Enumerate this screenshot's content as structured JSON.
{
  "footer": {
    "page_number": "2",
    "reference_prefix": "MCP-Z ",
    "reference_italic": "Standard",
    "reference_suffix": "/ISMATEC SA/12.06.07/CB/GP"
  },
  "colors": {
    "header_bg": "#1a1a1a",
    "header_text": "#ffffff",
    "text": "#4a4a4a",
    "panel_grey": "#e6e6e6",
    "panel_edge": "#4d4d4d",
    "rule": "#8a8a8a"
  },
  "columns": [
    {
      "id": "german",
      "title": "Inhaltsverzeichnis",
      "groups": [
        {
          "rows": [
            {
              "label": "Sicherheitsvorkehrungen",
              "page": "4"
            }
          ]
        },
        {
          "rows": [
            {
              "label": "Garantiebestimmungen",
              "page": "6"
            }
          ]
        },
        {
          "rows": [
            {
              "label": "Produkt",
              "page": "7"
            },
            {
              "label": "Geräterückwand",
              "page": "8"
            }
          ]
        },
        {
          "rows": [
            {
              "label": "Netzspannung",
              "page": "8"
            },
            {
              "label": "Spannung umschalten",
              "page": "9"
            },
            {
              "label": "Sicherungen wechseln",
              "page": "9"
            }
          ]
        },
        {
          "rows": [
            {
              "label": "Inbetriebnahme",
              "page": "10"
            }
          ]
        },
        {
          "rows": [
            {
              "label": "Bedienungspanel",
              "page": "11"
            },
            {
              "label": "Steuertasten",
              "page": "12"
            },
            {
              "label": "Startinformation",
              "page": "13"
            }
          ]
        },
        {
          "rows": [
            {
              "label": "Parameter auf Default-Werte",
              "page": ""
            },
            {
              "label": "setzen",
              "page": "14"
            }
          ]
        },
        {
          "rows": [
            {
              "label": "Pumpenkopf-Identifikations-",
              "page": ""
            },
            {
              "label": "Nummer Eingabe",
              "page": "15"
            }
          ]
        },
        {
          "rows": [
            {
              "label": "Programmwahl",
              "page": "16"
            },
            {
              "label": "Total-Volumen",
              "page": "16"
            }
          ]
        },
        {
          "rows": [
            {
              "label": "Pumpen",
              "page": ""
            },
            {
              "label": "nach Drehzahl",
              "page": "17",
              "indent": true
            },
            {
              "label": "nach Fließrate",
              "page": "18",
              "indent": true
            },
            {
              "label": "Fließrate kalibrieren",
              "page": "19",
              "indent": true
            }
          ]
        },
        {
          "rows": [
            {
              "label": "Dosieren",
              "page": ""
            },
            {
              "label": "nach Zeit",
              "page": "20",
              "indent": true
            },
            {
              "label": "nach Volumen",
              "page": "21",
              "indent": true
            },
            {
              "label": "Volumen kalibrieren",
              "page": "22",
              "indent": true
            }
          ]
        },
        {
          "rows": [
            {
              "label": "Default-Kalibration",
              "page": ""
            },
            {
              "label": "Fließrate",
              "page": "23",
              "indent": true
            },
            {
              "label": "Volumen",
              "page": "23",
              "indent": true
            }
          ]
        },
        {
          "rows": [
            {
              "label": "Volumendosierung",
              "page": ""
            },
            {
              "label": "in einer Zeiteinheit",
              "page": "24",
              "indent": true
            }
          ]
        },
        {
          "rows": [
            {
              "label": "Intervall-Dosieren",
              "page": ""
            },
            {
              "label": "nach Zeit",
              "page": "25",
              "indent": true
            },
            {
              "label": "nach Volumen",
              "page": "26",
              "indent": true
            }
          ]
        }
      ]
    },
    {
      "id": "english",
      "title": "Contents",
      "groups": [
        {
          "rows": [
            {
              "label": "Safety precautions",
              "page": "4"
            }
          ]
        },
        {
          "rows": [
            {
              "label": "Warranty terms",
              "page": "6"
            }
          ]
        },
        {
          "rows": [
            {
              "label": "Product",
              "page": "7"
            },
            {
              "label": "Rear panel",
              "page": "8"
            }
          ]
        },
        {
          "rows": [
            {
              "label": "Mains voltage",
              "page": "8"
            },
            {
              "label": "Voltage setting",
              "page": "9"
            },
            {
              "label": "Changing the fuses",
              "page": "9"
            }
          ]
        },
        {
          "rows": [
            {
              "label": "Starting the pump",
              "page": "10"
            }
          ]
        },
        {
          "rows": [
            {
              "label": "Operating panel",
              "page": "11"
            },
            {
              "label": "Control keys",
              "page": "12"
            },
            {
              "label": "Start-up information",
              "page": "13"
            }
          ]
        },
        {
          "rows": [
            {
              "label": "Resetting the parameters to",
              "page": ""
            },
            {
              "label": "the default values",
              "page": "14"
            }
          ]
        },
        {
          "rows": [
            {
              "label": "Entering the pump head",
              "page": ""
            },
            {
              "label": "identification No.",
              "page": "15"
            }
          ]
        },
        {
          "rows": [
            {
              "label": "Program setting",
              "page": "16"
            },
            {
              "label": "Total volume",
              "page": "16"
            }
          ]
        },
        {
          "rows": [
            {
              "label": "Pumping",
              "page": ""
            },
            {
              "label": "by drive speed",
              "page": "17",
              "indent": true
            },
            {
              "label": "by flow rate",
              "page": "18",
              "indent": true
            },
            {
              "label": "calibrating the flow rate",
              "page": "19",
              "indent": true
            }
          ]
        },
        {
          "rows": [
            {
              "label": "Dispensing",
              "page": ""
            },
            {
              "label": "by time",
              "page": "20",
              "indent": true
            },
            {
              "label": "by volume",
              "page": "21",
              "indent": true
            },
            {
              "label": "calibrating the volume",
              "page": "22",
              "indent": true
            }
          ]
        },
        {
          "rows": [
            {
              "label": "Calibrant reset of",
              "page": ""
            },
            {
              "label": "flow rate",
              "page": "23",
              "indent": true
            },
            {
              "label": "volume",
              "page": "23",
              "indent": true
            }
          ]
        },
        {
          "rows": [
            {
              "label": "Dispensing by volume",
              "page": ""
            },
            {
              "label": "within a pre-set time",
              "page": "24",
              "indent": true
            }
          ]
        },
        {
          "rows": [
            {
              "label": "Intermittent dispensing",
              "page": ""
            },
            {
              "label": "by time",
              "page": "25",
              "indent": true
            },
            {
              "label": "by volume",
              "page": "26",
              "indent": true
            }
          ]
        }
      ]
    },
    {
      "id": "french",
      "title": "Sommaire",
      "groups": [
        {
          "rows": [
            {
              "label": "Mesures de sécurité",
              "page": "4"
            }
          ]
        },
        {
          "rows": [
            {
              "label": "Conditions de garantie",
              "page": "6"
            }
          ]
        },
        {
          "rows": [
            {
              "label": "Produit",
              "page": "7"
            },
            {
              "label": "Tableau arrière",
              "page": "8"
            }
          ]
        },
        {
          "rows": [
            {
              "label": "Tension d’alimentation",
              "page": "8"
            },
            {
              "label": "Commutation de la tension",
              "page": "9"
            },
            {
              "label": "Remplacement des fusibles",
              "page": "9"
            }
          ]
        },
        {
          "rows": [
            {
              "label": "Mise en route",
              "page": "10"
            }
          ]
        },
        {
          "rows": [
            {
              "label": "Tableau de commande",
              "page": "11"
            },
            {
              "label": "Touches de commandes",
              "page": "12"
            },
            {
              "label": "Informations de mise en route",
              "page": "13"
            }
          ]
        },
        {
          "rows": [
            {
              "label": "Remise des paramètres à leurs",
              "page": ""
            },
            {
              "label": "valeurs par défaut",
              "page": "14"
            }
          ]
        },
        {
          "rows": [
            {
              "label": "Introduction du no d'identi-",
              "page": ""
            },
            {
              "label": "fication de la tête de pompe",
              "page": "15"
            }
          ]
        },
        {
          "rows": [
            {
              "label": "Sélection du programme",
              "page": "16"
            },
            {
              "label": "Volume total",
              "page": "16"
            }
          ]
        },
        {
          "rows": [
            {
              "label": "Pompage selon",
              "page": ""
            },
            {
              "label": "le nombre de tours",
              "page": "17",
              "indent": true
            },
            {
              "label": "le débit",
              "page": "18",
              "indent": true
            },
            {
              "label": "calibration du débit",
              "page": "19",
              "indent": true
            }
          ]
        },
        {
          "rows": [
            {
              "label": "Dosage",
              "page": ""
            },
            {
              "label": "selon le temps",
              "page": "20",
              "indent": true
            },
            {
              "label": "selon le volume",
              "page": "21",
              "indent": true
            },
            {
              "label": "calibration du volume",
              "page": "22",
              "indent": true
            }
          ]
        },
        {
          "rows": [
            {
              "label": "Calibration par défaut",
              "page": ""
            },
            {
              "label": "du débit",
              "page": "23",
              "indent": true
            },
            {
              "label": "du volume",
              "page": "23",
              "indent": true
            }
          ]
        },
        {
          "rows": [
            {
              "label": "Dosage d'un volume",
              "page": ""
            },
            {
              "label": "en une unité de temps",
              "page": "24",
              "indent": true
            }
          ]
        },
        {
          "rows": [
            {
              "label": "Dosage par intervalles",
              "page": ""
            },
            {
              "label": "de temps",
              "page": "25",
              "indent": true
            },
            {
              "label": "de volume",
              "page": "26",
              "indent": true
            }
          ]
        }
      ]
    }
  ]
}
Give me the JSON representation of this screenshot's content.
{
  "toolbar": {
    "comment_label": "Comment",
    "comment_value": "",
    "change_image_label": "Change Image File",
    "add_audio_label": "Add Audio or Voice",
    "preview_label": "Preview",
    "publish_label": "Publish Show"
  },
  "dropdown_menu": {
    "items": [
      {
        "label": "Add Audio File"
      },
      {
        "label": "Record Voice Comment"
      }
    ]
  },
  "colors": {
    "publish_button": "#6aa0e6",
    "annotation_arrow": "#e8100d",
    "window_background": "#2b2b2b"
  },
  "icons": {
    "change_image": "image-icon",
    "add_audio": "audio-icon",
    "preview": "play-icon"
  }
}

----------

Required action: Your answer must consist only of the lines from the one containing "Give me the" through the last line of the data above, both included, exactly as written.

Finished task:
Give me the JSON representation of this screenshot's content.
{
  "toolbar": {
    "comment_label": "Comment",
    "comment_value": "",
    "change_image_label": "Change Image File",
    "add_audio_label": "Add Audio or Voice",
    "preview_label": "Preview",
    "publish_label": "Publish Show"
  },
  "dropdown_menu": {
    "items": [
      {
        "label": "Add Audio File"
      },
      {
        "label": "Record Voice Comment"
      }
    ]
  },
  "colors": {
    "publish_button": "#6aa0e6",
    "annotation_arrow": "#e8100d",
    "window_background": "#2b2b2b"
  },
  "icons": {
    "change_image": "image-icon",
    "add_audio": "audio-icon",
    "preview": "play-icon"
  }
}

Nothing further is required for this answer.